Collected data
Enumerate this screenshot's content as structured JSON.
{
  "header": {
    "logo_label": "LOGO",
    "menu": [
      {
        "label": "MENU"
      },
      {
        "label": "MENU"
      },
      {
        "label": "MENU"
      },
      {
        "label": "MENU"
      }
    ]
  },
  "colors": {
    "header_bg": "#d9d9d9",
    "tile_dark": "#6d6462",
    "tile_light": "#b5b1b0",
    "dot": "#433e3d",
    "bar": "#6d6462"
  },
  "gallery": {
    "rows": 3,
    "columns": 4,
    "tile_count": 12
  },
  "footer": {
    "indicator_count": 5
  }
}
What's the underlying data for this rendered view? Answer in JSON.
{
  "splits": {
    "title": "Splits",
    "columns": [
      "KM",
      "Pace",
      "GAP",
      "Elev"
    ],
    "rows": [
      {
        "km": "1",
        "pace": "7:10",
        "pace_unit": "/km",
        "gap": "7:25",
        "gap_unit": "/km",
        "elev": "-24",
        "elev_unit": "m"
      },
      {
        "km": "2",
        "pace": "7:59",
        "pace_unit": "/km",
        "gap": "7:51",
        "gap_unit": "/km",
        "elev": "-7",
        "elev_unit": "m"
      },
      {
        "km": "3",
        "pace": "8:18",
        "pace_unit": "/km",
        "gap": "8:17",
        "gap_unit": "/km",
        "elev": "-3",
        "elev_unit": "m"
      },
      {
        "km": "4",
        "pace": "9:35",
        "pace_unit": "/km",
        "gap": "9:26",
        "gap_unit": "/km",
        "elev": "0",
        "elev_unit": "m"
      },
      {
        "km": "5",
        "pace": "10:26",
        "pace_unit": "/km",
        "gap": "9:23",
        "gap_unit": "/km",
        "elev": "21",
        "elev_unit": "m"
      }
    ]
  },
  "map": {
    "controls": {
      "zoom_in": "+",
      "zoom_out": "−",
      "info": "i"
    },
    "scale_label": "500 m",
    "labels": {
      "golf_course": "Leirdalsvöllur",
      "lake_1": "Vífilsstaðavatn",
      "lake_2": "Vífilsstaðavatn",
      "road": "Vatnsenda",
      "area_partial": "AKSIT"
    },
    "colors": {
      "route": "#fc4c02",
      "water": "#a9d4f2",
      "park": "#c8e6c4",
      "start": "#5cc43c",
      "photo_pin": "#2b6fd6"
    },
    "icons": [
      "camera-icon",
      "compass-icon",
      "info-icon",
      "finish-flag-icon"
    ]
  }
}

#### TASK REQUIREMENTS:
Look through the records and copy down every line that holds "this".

#### RESULT:
Enumerate this screenshot's content as structured JSON.
What's the underlying data for this rendered view? Answer in JSON.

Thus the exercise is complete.